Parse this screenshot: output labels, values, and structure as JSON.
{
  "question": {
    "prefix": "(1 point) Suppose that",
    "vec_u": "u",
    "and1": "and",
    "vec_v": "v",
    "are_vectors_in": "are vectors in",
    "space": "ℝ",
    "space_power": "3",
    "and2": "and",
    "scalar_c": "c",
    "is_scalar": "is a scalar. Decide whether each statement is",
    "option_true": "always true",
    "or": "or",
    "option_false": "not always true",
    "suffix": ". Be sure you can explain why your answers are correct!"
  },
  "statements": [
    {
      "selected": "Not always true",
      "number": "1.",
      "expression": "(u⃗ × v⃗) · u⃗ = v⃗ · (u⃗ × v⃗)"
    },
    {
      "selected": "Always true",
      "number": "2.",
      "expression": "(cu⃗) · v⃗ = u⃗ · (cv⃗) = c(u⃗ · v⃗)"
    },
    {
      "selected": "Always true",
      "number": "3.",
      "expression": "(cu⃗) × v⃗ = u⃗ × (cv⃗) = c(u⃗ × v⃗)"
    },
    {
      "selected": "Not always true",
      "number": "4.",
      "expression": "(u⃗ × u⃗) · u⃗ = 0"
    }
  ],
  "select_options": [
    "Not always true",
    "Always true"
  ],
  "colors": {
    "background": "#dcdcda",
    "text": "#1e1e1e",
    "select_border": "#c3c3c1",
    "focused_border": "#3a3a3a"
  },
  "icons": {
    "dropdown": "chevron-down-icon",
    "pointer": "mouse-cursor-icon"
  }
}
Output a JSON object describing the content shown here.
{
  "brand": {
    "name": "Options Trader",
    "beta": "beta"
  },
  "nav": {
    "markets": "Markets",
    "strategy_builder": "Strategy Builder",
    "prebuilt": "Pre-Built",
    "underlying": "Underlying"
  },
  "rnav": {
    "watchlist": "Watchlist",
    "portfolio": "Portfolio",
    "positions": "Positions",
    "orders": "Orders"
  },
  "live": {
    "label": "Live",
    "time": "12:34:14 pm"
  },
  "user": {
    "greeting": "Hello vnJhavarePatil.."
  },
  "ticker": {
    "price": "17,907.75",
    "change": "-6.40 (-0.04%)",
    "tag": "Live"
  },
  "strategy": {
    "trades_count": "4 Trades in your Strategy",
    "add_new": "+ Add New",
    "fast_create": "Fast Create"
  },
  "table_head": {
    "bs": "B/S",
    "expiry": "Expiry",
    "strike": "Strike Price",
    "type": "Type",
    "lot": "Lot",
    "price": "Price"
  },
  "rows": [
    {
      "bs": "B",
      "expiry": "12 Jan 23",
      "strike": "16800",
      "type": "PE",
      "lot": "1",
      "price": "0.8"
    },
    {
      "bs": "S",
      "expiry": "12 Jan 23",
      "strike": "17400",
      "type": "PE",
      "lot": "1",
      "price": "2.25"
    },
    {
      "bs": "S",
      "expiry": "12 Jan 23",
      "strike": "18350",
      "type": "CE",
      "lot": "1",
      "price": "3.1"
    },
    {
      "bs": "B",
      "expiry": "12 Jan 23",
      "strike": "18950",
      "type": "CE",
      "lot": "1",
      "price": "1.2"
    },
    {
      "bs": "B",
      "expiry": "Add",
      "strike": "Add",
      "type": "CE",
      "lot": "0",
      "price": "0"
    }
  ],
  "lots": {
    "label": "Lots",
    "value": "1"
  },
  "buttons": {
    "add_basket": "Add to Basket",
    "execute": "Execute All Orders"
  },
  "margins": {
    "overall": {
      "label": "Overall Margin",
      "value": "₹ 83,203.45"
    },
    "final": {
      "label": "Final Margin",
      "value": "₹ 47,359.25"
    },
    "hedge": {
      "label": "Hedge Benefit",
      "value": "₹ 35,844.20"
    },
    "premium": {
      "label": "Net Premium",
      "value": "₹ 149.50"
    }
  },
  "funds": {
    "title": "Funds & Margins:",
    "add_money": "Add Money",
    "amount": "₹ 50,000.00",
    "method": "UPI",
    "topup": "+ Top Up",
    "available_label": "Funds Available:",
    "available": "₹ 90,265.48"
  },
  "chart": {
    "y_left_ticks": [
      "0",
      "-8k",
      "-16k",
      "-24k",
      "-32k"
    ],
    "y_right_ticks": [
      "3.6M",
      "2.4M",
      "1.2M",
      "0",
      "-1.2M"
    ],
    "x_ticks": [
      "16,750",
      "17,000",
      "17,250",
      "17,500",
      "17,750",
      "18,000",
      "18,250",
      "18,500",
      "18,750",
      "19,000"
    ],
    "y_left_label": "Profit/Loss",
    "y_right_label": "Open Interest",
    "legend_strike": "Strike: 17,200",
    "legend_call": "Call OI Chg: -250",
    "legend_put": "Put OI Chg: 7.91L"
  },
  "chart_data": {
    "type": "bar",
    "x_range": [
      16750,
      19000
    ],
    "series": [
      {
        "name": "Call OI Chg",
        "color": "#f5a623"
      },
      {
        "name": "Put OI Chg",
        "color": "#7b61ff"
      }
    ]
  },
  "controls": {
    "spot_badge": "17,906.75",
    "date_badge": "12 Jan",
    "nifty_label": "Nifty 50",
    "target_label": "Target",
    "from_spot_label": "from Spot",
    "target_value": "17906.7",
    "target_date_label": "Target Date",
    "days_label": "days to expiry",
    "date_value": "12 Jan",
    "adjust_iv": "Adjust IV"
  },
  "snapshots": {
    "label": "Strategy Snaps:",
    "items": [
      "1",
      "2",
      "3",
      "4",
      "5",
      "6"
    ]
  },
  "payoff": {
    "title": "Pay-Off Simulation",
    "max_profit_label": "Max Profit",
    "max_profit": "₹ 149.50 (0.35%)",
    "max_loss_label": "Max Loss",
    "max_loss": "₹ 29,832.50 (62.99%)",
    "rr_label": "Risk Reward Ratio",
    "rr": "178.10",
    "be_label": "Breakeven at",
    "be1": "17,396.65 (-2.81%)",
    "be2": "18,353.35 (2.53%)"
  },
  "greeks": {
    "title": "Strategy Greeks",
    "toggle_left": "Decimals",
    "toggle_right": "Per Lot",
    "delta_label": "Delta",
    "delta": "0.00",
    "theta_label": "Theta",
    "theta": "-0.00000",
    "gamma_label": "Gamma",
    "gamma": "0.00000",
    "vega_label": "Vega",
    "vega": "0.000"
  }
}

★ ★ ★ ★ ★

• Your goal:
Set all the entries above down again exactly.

• The completed task:
Parse this screenshot: output labels, values, and structure as JSON.
{
  "question": {
    "prefix": "(1 point) Suppose that",
    "vec_u": "u",
    "and1": "and",
    "vec_v": "v",
    "are_vectors_in": "are vectors in",
    "space": "ℝ",
    "space_power": "3",
    "and2": "and",
    "scalar_c": "c",
    "is_scalar": "is a scalar. Decide whether each statement is",
    "option_true": "always true",
    "or": "or",
    "option_false": "not always true",
    "suffix": ". Be sure you can explain why your answers are correct!"
  },
  "statements": [
    {
      "selected": "Not always true",
      "number": "1.",
      "expression": "(u⃗ × v⃗) · u⃗ = v⃗ · (u⃗ × v⃗)"
    },
    {
      "selected": "Always true",
      "number": "2.",
      "expression": "(cu⃗) · v⃗ = u⃗ · (cv⃗) = c(u⃗ · v⃗)"
    },
    {
      "selected": "Always true",
      "number": "3.",
      "expression": "(cu⃗) × v⃗ = u⃗ × (cv⃗) = c(u⃗ × v⃗)"
    },
    {
      "selected": "Not always true",
      "number": "4.",
      "expression": "(u⃗ × u⃗) · u⃗ = 0"
    }
  ],
  "select_options": [
    "Not always true",
    "Always true"
  ],
  "colors": {
    "background": "#dcdcda",
    "text": "#1e1e1e",
    "select_border": "#c3c3c1",
    "focused_border": "#3a3a3a"
  },
  "icons": {
    "dropdown": "chevron-down-icon",
    "pointer": "mouse-cursor-icon"
  }
}
Output a JSON object describing the content shown here.
{
  "brand": {
    "name": "Options Trader",
    "beta": "beta"
  },
  "nav": {
    "markets": "Markets",
    "strategy_builder": "Strategy Builder",
    "prebuilt": "Pre-Built",
    "underlying": "Underlying"
  },
  "rnav": {
    "watchlist": "Watchlist",
    "portfolio": "Portfolio",
    "positions": "Positions",
    "orders": "Orders"
  },
  "live": {
    "label": "Live",
    "time": "12:34:14 pm"
  },
  "user": {
    "greeting": "Hello vnJhavarePatil.."
  },
  "ticker": {
    "price": "17,907.75",
    "change": "-6.40 (-0.04%)",
    "tag": "Live"
  },
  "strategy": {
    "trades_count": "4 Trades in your Strategy",
    "add_new": "+ Add New",
    "fast_create": "Fast Create"
  },
  "table_head": {
    "bs": "B/S",
    "expiry": "Expiry",
    "strike": "Strike Price",
    "type": "Type",
    "lot": "Lot",
    "price": "Price"
  },
  "rows": [
    {
      "bs": "B",
      "expiry": "12 Jan 23",
      "strike": "16800",
      "type": "PE",
      "lot": "1",
      "price": "0.8"
    },
    {
      "bs": "S",
      "expiry": "12 Jan 23",
      "strike": "17400",
      "type": "PE",
      "lot": "1",
      "price": "2.25"
    },
    {
      "bs": "S",
      "expiry": "12 Jan 23",
      "strike": "18350",
      "type": "CE",
      "lot": "1",
      "price": "3.1"
    },
    {
      "bs": "B",
      "expiry": "12 Jan 23",
      "strike": "18950",
      "type": "CE",
      "lot": "1",
      "price": "1.2"
    },
    {
      "bs": "B",
      "expiry": "Add",
      "strike": "Add",
      "type": "CE",
      "lot": "0",
      "price": "0"
    }
  ],
  "lots": {
    "label": "Lots",
    "value": "1"
  },
  "buttons": {
    "add_basket": "Add to Basket",
    "execute": "Execute All Orders"
  },
  "margins": {
    "overall": {
      "label": "Overall Margin",
      "value": "₹ 83,203.45"
    },
    "final": {
      "label": "Final Margin",
      "value": "₹ 47,359.25"
    },
    "hedge": {
      "label": "Hedge Benefit",
      "value": "₹ 35,844.20"
    },
    "premium": {
      "label": "Net Premium",
      "value": "₹ 149.50"
    }
  },
  "funds": {
    "title": "Funds & Margins:",
    "add_money": "Add Money",
    "amount": "₹ 50,000.00",
    "method": "UPI",
    "topup": "+ Top Up",
    "available_label": "Funds Available:",
    "available": "₹ 90,265.48"
  },
  "chart": {
    "y_left_ticks": [
      "0",
      "-8k",
      "-16k",
      "-24k",
      "-32k"
    ],
    "y_right_ticks": [
      "3.6M",
      "2.4M",
      "1.2M",
      "0",
      "-1.2M"
    ],
    "x_ticks": [
      "16,750",
      "17,000",
      "17,250",
      "17,500",
      "17,750",
      "18,000",
      "18,250",
      "18,500",
      "18,750",
      "19,000"
    ],
    "y_left_label": "Profit/Loss",
    "y_right_label": "Open Interest",
    "legend_strike": "Strike: 17,200",
    "legend_call": "Call OI Chg: -250",
    "legend_put": "Put OI Chg: 7.91L"
  },
  "chart_data": {
    "type": "bar",
    "x_range": [
      16750,
      19000
    ],
    "series": [
      {
        "name": "Call OI Chg",
        "color": "#f5a623"
      },
      {
        "name": "Put OI Chg",
        "color": "#7b61ff"
      }
    ]
  },
  "controls": {
    "spot_badge": "17,906.75",
    "date_badge": "12 Jan",
    "nifty_label": "Nifty 50",
    "target_label": "Target",
    "from_spot_label": "from Spot",
    "target_value": "17906.7",
    "target_date_label": "Target Date",
    "days_label": "days to expiry",
    "date_value": "12 Jan",
    "adjust_iv": "Adjust IV"
  },
  "snapshots": {
    "label": "Strategy Snaps:",
    "items": [
      "1",
      "2",
      "3",
      "4",
      "5",
      "6"
    ]
  },
  "payoff": {
    "title": "Pay-Off Simulation",
    "max_profit_label": "Max Profit",
    "max_profit": "₹ 149.50 (0.35%)",
    "max_loss_label": "Max Loss",
    "max_loss": "₹ 29,832.50 (62.99%)",
    "rr_label": "Risk Reward Ratio",
    "rr": "178.10",
    "be_label": "Breakeven at",
    "be1": "17,396.65 (-2.81%)",
    "be2": "18,353.35 (2.53%)"
  },
  "greeks": {
    "title": "Strategy Greeks",
    "toggle_left": "Decimals",
    "toggle_right": "Per Lot",
    "delta_label": "Delta",
    "delta": "0.00",
    "theta_label": "Theta",
    "theta": "-0.00000",
    "gamma_label": "Gamma",
    "gamma": "0.00000",
    "vega_label": "Vega",
    "vega": "0.000"
  }
}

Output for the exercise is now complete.